So I introduced the team to the idea of Shipping Skeleton. You start with a shipping "hello world" application that gets deployed to test, staging and production with the click of a button, while also passing all the tests. then you start working on the actual code.

Great idea? Only in theory for that team. They tried, but they didn't even have test machines to deploy to and show a demo. To get new virtual test machines would take a month, and they wanted to start as quickly as possible without compromising on their new values. You had to go through a whole system of things to get something as precious as that, and the people responsible were always so damn busy, and in a totally different country.

This is a classic case of management saying one thing, and the system fully designed to say a totally different thing ("screw you, you ain't going nowhere so quickly").

So I went to management as asked their permission to stop using the company that was providing the virtualization services for that team.

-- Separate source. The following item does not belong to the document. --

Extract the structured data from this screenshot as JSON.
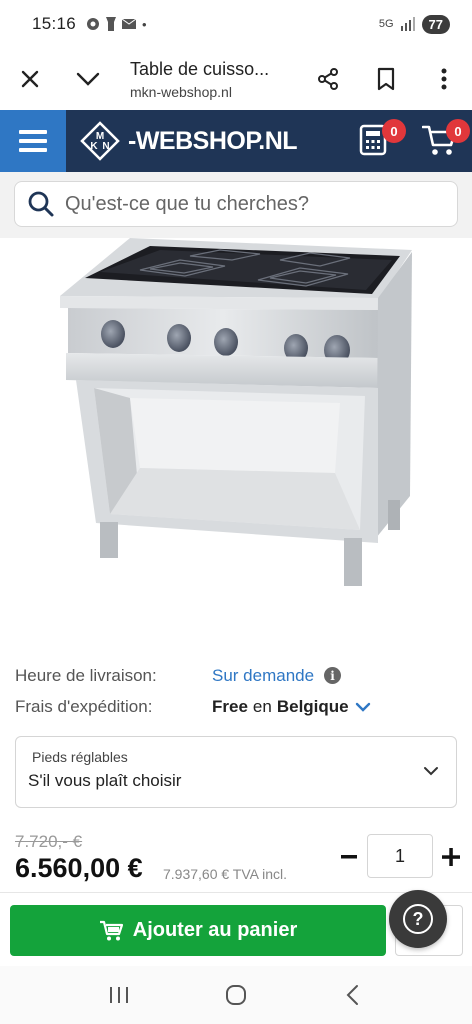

They were happy and said "go ahead. try other things. it will give us leverage with that 3rd party company come negotiations day. " So I urged the team to try and look into amazon EC2 or Azure machines. No such luck. Security would not let something as simple as that work. Too many loopholes.

So I went to master architect at the company asked him if there are any machines lying around that we could use for internal test and demo machines. He pointed me at the machine we had then used to show demos on the big screen TV, and that as long as it is not in use, it should be ok to use it. Bam, we had a machine under our control that we could at least do automated deploys and demos on. Better than nothing.

The unplanned team room and hardware

Me and a team once took over a non used project room along with a bunch of non used machines from an abandoned project. We had 4 test machines for load testing. it was a good project.

Summary

In software, it is far to easy to accept the system around you as status quo. It is harder to realize that software is soft, and that systems can be soft as well. There are many small rules you can try and hack around to get things done.

Innovation is part of your job, even if the system directs you otherwise. If you are not going to quit your job, do what you can to innovate in your own boundaries, and get things done by changing the rules just enough. That is why I write about continuous experimentation as part of your role as a team leader in the team leader manifesto.

Sunday
Oct202013

Definition: Survival Mode

A team is in "Survival" mode if they do not have time to learn and slowly practice new skills. Such a team is usually over committed and is too busy chasing fires instead of having enough time to hone and practice the skills that prevent the root cause of the fires in the first place.

For example, a team may be too busy fixing all the bugs that keep popping up, that they do not have time to learn and slowly practice design,  refactoring and automated testing of the code to prevent future occurrences.

Another example: A team is too busy deploying things manually and preparing for a release instead of spending the time to create a release and build chain.

Survival mode is usually patterned as a downward spiral. The less time you have to fix the root causes, the more time you will need to fix the fires that are caused, and then you have even less time to fix the root causes.

To get out of survival mode the team needs to:

  1. Remove over commitments
  2. Change current estimates to include quality in the estimates (usually an increase estimates on current work by 100%-500% is needed)

By taking these actions you can create a positive loop in which you fix root causes and then have less fires to fix so you have more time to fix more root causes etc.